Tuesday, October 8, 2013

My Husband, My Hero

He endures disapproving looks from those that think they understand the situation, their judgment hot on his neck on hard days. And then there are the favors people assume he has time for because "he doesn't have anything else to do." He knows no one else on the same journey and has watched friendships falter as common ground slipped away. 

And still he perseveres. 

Just over two years ago, his business tanked and I went back to work. That's the sanitized version we tell people, anyway. The truth is that I was spent. I had reached a point as a homeschooling mom where I was sliding into quicksand and could not reach the surface. I was failing. I couldn't breathe. I grabbed ahold of the opportunity to return to work like a drowning man wraps his whole body around a life preserver and I did not look back for an entire year. 

He rescued me by staying home and we both know it.

He spends his days wiping dirty bottoms and dripping noses, answering endless questions, refereeing countless fights, running load after load of laundry. He shuffles kids to doctor appointments, to therapy, to youth group, to practices, and to homeschool co-op. He unlocks the mysteries of quadratic equations and helps solve for mass while setting the timer for the next toddler potty session. He teaches long division and listens to yet another Bob book while filling the crock pot with what will be dinner.

It is a thankless job.

The days are punctuated by series of crises, one of which invariably involves painting with poop by someone of the youngest set. Sometimes the crisis requires the removal of a toilet to dislodge whatever toy was most recently flushed when someone forgot to shut the door behind them. Lately, it's been unexpected trips to the pediatrician who really should initiate a buy-10-visits-get-1-free-card like I'm always telling him. 

Groundhog day times infinity.

It's hard to remember amidst all that seems like daily chaos, that it matters. That what he is doing is more important than most. He is shaping lives. He is instilling vision and purpose. He is painting Jesus on their hearts and showing them how to love well. He is teaching them to resolve conflict. He is modeling work ethic, integrity, kindness, redemption, forgiveness, patience, and perseverance. And he is doing it while embracing people in our crappy neighborhood and teaching our kids about diversity. He is teaching them, by his very presence that people, that they, matter more than stuff.

The intangible is so difficult to see in the middle of the grind.

Work beckons. His part-time job must constantly be put in its place. Boundaries must stay firm. He has chosen family first, on purpose. These lives will only be here, under this roof, for such a short time. These minds will only be malleable, for just a moment. He knows, one day, they won't want Dad around, but for now, the young ones follow him from room to room and it is a gift, not to be taken lightly. I'm sure that the desire to find his fulfillment, his identity in the work of his hands or in the amount on his paycheck must be overwhelming at times, yet he never complains and rarely comments. 

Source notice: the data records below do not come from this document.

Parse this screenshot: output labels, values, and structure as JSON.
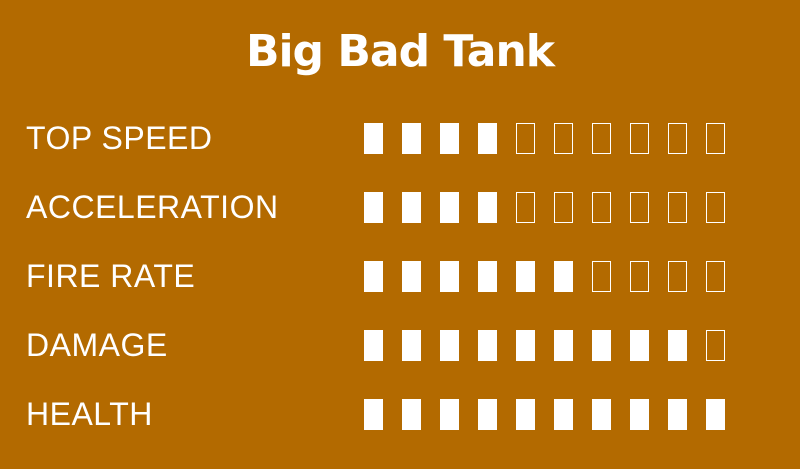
{
  "title": "Big Bad Tank",
  "max_level": 10,
  "stats": [
    {
      "label": "TOP SPEED",
      "level": 4
    },
    {
      "label": "ACCELERATION",
      "level": 4
    },
    {
      "label": "FIRE RATE",
      "level": 6
    },
    {
      "label": "DAMAGE",
      "level": 9
    },
    {
      "label": "HEALTH",
      "level": 10
    }
  ],
  "colors": {
    "background": "#b36a00",
    "text": "#ffffff",
    "pip_filled": "#ffffff",
    "pip_empty_outline": "#ffffff"
  }
}
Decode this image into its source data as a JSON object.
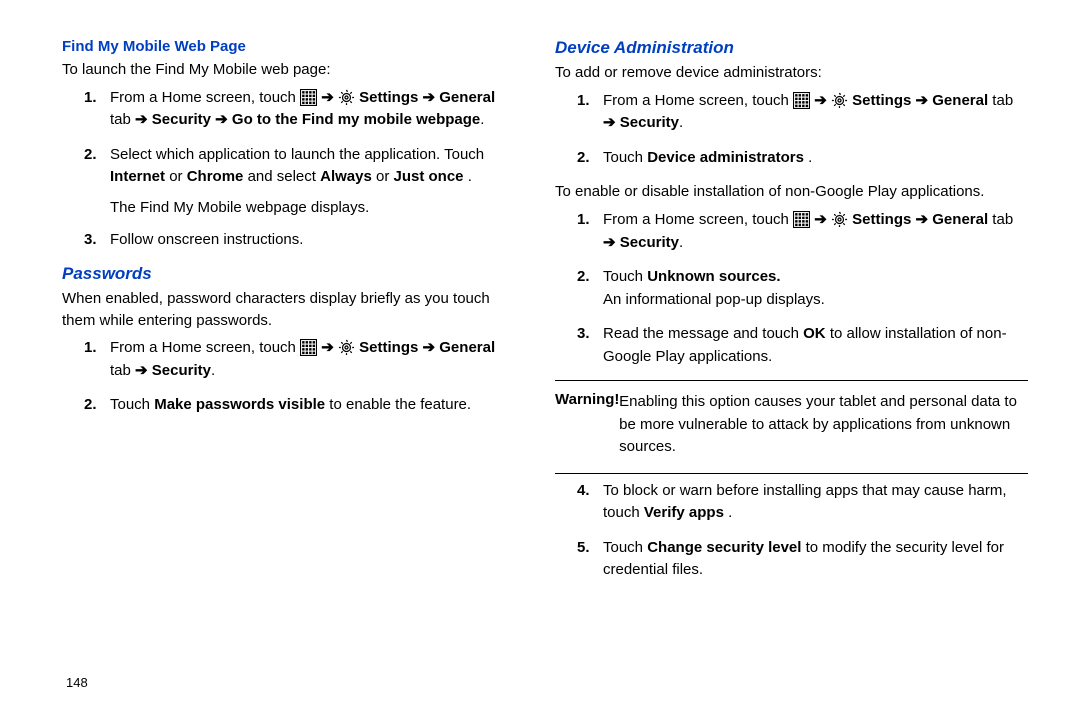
{
  "page_number": "148",
  "left": {
    "section1": {
      "heading": "Find My Mobile Web Page",
      "intro": "To launch the Find My Mobile web page:",
      "step1a": "From a Home screen, touch ",
      "step1b": " Settings ",
      "step1c": "General",
      "step1d": " tab ",
      "step1e": " Security ",
      "step1f": " Go to the Find my mobile webpage",
      "step2a": "Select which application to launch the application. Touch ",
      "step2b": "Internet",
      "step2c": " or ",
      "step2d": "Chrome",
      "step2e": " and select ",
      "step2f": "Always",
      "step2g": " or ",
      "step2h": "Just once",
      "step2i": ".",
      "step2j": "The Find My Mobile webpage displays.",
      "step3": "Follow onscreen instructions."
    },
    "section2": {
      "heading": "Passwords",
      "intro": "When enabled, password characters display briefly as you touch them while entering passwords.",
      "step1a": "From a Home screen, touch ",
      "step1b": " Settings ",
      "step1c": "General",
      "step1d": " tab ",
      "step1e": " Security",
      "step1f": ".",
      "step2a": "Touch ",
      "step2b": "Make passwords visible",
      "step2c": " to enable the feature."
    }
  },
  "right": {
    "heading": "Device Administration",
    "intro1": "To add or remove device administrators:",
    "s1a": "From a Home screen, touch ",
    "s1b": " Settings ",
    "s1c": "General",
    "s1d": " tab ",
    "s1e": " Security",
    "s1f": ".",
    "s2a": "Touch ",
    "s2b": "Device administrators",
    "s2c": ".",
    "intro2": "To enable or disable installation of non-Google Play applications.",
    "t1a": "From a Home screen, touch ",
    "t1b": " Settings ",
    "t1c": "General",
    "t1d": " tab ",
    "t1e": " Security",
    "t1f": ".",
    "t2a": "Touch ",
    "t2b": "Unknown sources.",
    "t2c": "An informational pop-up displays.",
    "t3a": "Read the message and touch ",
    "t3b": "OK",
    "t3c": " to allow installation of non-Google Play applications.",
    "warn_label": "Warning!",
    "warn_text": " Enabling this option causes your tablet and personal data to be more vulnerable to attack by applications from unknown sources.",
    "t4a": "To block or warn before installing apps that may cause harm, touch ",
    "t4b": "Verify apps",
    "t4c": ".",
    "t5a": "Touch ",
    "t5b": "Change security level",
    "t5c": " to modify the security level for credential files."
  }
}
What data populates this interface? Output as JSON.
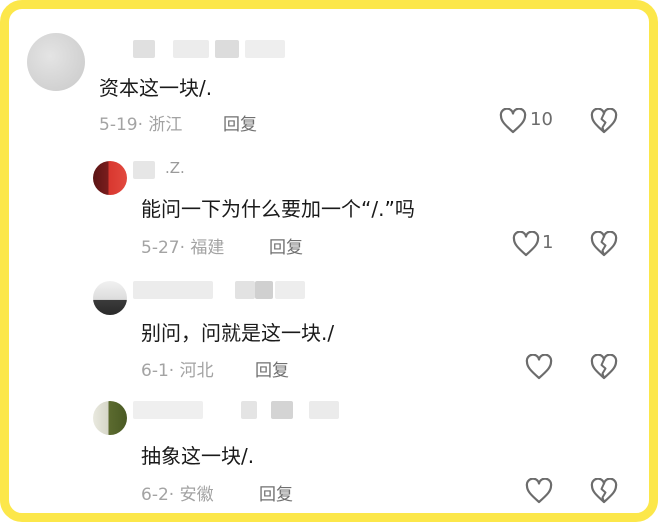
{
  "comments": [
    {
      "user": "",
      "text": "资本这一块/.",
      "date": "5-19",
      "location": "浙江",
      "reply_label": "回复",
      "likes": "10",
      "like_icon": "heart-outline-icon",
      "dislike_icon": "broken-heart-icon"
    },
    {
      "user": ".Z.",
      "text": "能问一下为什么要加一个“/.”吗",
      "date": "5-27",
      "location": "福建",
      "reply_label": "回复",
      "likes": "1",
      "like_icon": "heart-outline-icon",
      "dislike_icon": "broken-heart-icon"
    },
    {
      "user": "",
      "text": "别问，问就是这一块./",
      "date": "6-1",
      "location": "河北",
      "reply_label": "回复",
      "likes": "",
      "like_icon": "heart-outline-icon",
      "dislike_icon": "broken-heart-icon"
    },
    {
      "user": "",
      "text": "抽象这一块/.",
      "date": "6-2",
      "location": "安徽",
      "reply_label": "回复",
      "likes": "",
      "like_icon": "heart-outline-icon",
      "dislike_icon": "broken-heart-icon"
    }
  ],
  "colors": {
    "frame": "#fce74a",
    "meta_text": "#a3a3a3",
    "body_text": "#1a1a1a"
  }
}
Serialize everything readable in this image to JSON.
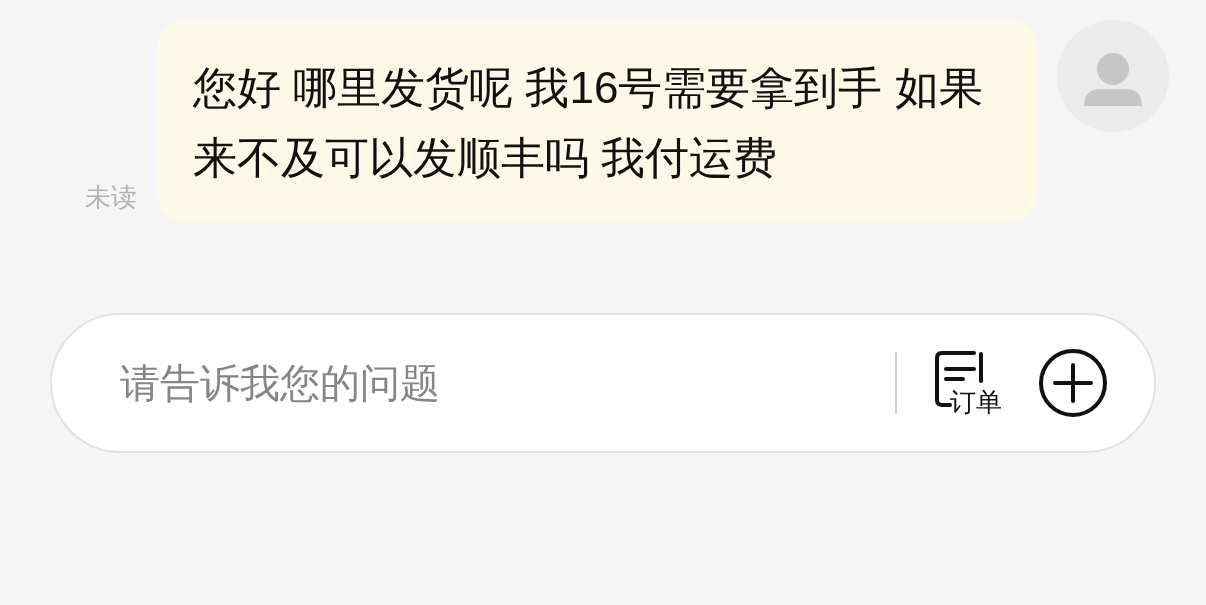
{
  "messages": [
    {
      "kind": "outgoing",
      "text": "您好 哪里发货呢 我16号需要拿到手 如果来不及可以发顺丰吗 我付运费",
      "status": "未读"
    }
  ],
  "composer": {
    "placeholder": "请告诉我您的问题",
    "order_button": "订单"
  }
}
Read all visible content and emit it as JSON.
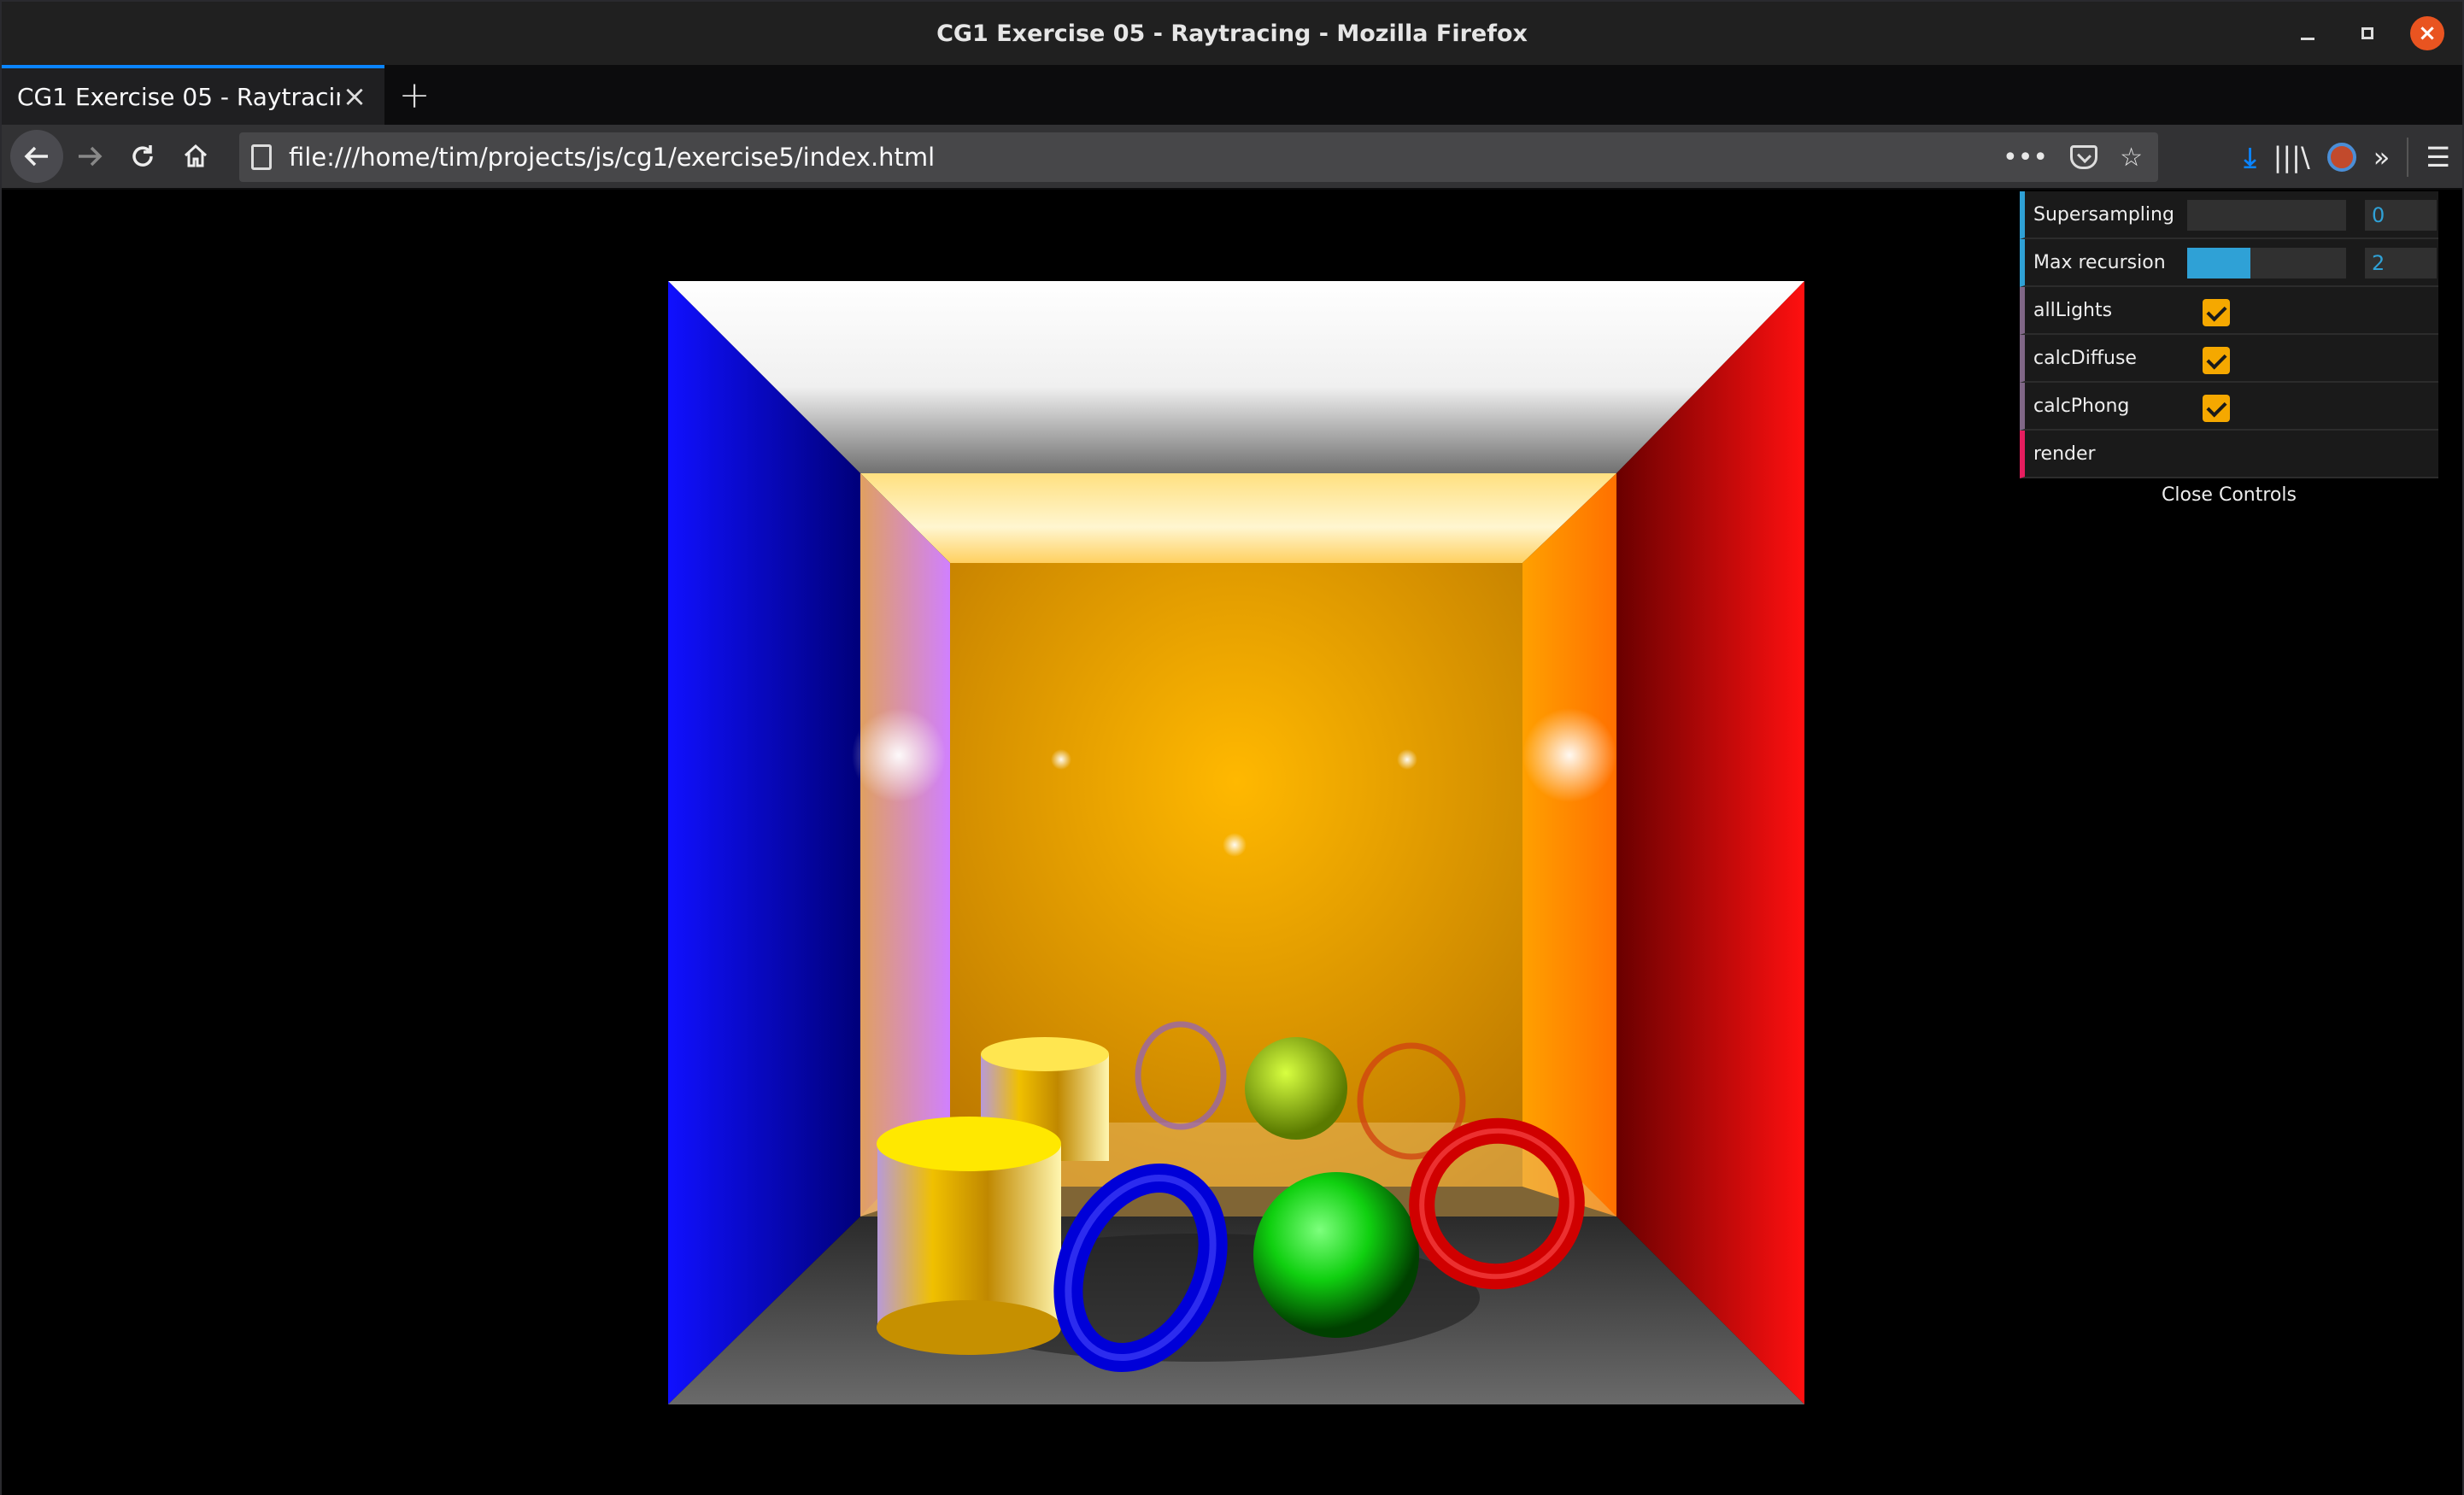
{
  "window": {
    "title": "CG1 Exercise 05 - Raytracing - Mozilla Firefox"
  },
  "tabs": [
    {
      "title": "CG1 Exercise 05 - Raytracing",
      "active": true
    }
  ],
  "navbar": {
    "url": "file:///home/tim/projects/js/cg1/exercise5/index.html"
  },
  "gui": {
    "controls": [
      {
        "label": "Supersampling",
        "type": "slider",
        "value": "0",
        "fill": 0.0
      },
      {
        "label": "Max recursion",
        "type": "slider",
        "value": "2",
        "fill": 0.4
      },
      {
        "label": "allLights",
        "type": "checkbox",
        "checked": true
      },
      {
        "label": "calcDiffuse",
        "type": "checkbox",
        "checked": true
      },
      {
        "label": "calcPhong",
        "type": "checkbox",
        "checked": true
      },
      {
        "label": "render",
        "type": "button"
      }
    ],
    "close_label": "Close Controls"
  },
  "colors": {
    "accent": "#0a84ff",
    "gui_number": "#2fa1d6",
    "gui_checkbox": "#f5a800",
    "gui_button_marker": "#e61d5f"
  }
}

The temptation to choose differently is great.

He let me dump it all in his lap that first year. I had no responsibility other than going to work. I did not cook a meal and I honestly don't remember even changing a diaper. As I emerged from the fog the second year, my contribution looked very much like criticism of everything he did, which, obviously was unhelpful to the situation. He seemed to have everything under control and I was feeling left out. We were in the process of adopting Bo and we were all feeling a bit undone. Then Bo came home and it was just chaos and too much for one person to handle alone. So we balanced the scales a bit and I reduced work hours and he added some work hours and we're figuring it out. Together. 

He let me find my way back.

When we first married, he left a job that he loved for one that he hated because it had better benefits, benefits that we needed. I knew then that he would do anything for this family. I was not wrong. He was then, and he continues to be, my hero. 

He loves us well.


  1. Blessed. Definitely you are both heroes, raising good people.

  2. That's a huge compliment coming from you, Miss Beth! I thank you!